Experience big factor at WHPD


White Hall Police Chief Richard Wingard believes in hiring experienced, certified police officers. It’s an investment that pays off, he emphasizes, for the community.

Wingard reenforced the point a week ago before the city’s aldermen when it was announced that Detective Mark Bradley had been promoted to the rank of detective sergeant.

Wingard explained to the aldermen that Bradley had a good working relationship with personnel of the Jefferson County Sheriff’s Department and the Pine Bluff Police Department, a crucial requirement for a criminal investigator.

Bradley worked as a criminal investigator with the sheriff’s department from 1988 to 2003, leaving to accept a post in internal affairs with the Pine Bluff department through 2010, when he was commissioned by the White Hall department.

An internal affairs investigator conducts background checks on police officer candidates and investigates complaints made about police officers.

“Both Paul (Brown, assistant police chief) and Noel (Foster, former White Hall police chief and now mayor) worked with him at the sheriff’s department, so they were familiar with Mark,” said Wingard.
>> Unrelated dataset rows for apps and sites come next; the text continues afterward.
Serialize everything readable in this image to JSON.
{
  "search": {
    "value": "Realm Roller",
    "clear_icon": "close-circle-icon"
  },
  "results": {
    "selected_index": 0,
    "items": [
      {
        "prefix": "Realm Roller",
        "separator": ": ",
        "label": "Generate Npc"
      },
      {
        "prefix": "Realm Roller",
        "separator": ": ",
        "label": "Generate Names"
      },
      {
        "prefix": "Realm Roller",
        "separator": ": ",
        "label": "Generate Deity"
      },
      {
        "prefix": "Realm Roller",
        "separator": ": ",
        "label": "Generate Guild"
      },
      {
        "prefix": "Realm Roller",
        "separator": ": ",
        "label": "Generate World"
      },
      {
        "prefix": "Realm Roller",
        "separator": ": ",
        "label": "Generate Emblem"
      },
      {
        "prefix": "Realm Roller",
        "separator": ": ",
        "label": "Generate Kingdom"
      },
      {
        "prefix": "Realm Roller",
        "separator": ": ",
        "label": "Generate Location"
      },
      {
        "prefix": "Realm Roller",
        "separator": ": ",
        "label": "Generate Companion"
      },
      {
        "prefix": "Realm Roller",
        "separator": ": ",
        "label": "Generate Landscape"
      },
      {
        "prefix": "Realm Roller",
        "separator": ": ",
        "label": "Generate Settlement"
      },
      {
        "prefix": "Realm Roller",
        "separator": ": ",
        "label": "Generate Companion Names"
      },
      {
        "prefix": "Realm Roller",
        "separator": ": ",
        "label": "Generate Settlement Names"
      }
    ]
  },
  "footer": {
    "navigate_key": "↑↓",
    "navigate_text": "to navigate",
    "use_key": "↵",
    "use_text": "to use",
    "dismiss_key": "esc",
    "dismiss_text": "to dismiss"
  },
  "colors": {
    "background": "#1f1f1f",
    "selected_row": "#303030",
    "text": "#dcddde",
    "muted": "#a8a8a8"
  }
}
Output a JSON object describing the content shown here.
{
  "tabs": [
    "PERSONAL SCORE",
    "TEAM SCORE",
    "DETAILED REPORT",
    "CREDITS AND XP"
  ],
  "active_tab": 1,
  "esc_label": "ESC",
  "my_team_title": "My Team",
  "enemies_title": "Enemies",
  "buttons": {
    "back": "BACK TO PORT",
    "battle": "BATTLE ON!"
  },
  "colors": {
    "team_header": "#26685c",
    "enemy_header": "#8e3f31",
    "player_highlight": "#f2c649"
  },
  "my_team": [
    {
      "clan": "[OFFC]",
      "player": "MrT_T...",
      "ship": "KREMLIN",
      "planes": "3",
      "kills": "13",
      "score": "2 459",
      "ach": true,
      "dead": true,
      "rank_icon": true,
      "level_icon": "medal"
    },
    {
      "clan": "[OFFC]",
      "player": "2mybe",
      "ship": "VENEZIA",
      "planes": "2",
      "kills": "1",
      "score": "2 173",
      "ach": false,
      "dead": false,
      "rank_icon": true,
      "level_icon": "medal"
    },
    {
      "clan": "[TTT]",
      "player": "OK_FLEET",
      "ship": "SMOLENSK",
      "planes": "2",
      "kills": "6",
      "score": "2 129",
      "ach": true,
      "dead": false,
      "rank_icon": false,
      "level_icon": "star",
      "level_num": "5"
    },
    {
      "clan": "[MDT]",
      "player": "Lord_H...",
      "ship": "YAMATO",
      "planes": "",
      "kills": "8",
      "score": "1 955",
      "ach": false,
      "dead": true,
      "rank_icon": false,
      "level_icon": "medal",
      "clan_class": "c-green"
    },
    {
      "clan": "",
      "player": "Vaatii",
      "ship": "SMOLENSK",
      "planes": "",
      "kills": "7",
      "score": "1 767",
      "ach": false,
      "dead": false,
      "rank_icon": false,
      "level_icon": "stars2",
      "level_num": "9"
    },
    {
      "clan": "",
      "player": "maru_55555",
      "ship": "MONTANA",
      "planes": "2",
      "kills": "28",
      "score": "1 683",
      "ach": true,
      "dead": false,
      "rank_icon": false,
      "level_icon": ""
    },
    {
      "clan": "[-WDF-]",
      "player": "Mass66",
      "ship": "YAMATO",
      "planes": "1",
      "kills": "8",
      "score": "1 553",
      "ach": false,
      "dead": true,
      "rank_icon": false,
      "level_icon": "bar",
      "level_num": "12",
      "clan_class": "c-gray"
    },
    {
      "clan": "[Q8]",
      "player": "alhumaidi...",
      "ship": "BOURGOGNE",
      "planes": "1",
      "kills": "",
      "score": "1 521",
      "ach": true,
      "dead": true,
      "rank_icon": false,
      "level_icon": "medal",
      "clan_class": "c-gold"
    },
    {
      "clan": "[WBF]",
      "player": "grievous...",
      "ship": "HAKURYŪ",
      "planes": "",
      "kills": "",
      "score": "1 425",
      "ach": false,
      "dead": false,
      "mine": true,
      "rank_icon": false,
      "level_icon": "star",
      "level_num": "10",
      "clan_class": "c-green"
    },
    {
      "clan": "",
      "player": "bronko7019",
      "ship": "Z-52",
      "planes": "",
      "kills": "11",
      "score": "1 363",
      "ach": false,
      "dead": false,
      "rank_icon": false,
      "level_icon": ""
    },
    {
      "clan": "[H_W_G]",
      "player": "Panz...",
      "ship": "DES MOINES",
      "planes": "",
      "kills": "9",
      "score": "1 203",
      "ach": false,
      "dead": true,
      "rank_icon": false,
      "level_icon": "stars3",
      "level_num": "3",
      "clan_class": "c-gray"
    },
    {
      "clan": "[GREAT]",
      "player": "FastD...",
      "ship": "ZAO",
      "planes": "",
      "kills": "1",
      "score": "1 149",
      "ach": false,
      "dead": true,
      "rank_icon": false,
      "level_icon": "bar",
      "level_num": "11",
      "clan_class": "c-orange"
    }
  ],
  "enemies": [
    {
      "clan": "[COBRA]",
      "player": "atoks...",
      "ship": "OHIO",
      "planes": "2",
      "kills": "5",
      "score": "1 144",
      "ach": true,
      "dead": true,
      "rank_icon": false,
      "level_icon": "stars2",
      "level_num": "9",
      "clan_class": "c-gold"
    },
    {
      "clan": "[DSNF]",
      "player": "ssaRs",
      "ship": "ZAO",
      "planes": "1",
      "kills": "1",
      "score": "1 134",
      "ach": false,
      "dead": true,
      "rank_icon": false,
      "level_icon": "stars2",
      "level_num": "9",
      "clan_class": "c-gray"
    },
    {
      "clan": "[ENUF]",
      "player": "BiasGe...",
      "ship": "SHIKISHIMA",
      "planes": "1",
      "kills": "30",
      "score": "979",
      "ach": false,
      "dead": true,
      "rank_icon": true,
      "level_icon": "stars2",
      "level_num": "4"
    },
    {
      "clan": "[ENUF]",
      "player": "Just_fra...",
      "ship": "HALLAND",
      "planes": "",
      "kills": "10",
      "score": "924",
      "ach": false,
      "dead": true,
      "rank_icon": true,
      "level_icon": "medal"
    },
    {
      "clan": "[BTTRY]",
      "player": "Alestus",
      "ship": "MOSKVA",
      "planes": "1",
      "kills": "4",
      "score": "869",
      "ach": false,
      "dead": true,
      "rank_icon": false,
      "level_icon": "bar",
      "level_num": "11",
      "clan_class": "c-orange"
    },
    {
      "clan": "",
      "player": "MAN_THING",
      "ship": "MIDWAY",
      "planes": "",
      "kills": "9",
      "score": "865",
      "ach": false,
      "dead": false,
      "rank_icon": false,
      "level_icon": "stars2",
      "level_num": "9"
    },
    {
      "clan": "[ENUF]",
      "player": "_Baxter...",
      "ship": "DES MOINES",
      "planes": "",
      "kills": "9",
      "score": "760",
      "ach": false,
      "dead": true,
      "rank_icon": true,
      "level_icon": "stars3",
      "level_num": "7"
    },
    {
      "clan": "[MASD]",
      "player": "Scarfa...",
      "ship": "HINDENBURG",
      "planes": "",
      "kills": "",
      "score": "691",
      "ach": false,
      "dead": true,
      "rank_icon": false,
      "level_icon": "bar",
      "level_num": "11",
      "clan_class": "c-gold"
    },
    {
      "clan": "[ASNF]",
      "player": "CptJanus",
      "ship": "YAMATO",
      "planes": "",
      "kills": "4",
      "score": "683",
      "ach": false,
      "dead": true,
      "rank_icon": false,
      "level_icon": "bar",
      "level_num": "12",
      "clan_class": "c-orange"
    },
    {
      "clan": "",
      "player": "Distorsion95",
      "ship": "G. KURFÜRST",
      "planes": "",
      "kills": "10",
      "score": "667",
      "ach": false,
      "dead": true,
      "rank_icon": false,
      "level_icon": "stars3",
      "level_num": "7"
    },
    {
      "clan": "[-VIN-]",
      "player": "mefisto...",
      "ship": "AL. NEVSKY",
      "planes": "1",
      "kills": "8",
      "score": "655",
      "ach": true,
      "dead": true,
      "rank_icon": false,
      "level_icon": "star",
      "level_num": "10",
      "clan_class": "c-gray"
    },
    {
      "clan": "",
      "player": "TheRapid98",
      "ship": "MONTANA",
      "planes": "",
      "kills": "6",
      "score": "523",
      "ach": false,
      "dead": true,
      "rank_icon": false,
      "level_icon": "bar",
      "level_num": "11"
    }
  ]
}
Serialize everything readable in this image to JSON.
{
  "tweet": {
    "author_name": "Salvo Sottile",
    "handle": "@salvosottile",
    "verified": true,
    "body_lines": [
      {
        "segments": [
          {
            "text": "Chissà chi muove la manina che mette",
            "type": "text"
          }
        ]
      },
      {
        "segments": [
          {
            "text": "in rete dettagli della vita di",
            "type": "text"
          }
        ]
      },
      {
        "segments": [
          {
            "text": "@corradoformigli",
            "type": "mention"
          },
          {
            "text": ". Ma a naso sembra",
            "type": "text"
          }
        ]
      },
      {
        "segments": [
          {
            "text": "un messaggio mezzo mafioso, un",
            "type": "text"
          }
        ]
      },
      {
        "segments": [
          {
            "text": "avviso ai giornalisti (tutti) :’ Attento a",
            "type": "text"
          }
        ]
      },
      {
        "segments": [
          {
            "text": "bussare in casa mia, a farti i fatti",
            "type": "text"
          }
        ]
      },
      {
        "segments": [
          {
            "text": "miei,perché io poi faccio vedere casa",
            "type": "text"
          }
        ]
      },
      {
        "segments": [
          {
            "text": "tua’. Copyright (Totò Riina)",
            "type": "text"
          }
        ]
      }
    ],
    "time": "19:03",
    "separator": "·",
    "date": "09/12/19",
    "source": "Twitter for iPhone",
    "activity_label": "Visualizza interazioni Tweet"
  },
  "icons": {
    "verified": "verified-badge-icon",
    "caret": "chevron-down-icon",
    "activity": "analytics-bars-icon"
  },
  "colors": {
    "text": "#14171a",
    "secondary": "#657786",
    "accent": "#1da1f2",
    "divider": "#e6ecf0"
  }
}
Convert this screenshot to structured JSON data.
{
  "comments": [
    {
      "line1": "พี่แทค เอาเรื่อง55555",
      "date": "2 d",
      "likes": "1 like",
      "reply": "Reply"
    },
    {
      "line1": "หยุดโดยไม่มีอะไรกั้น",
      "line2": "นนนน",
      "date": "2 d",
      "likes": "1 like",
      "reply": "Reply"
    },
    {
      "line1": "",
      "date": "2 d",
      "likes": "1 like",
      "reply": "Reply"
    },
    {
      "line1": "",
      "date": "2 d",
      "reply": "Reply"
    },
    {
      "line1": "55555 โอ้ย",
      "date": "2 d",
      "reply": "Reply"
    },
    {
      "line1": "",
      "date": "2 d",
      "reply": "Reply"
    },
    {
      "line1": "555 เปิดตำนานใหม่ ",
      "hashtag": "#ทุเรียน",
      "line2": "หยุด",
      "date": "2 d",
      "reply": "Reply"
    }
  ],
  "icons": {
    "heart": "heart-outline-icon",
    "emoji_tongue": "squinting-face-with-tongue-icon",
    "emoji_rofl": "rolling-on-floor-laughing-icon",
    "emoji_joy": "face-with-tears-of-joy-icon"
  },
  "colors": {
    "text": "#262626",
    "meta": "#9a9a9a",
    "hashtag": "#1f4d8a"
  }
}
“It was a win-win situation for us with his experience,” added Wingard.

Most of the officers hired by Foster and Wingard have been certified as police officers by the state. Wingard he can count only two current officers who were not certified when they were hired.

Non-certified full-time officers must attend a 12-week training course at the Arkansas Law Enforcement Training Academy at East Camden and must be paid during the three-months of classes.

Unlike a number of municipal police agencies, White Hall does not require new officers to have an associate degree from a recognized college.

“You can’t teach street experience,” Wingard said as a way of explanation. He said three recent hires by the department have more than 60 years experience.

The White Hall department’s entry level salary “is close” to entry level paid at Pine Bluff, and the city pays a $500 annual incentive up to $5,000 for officers who remain on the force. The officers can also earn additional pay for college hours and for up to five certified training levels.

“It has worked out well for us” with the incentives for longevity, training and college hours added to the base salary, said Wingard. “It means were are not constantly recruiting good caliber people to provide police services.”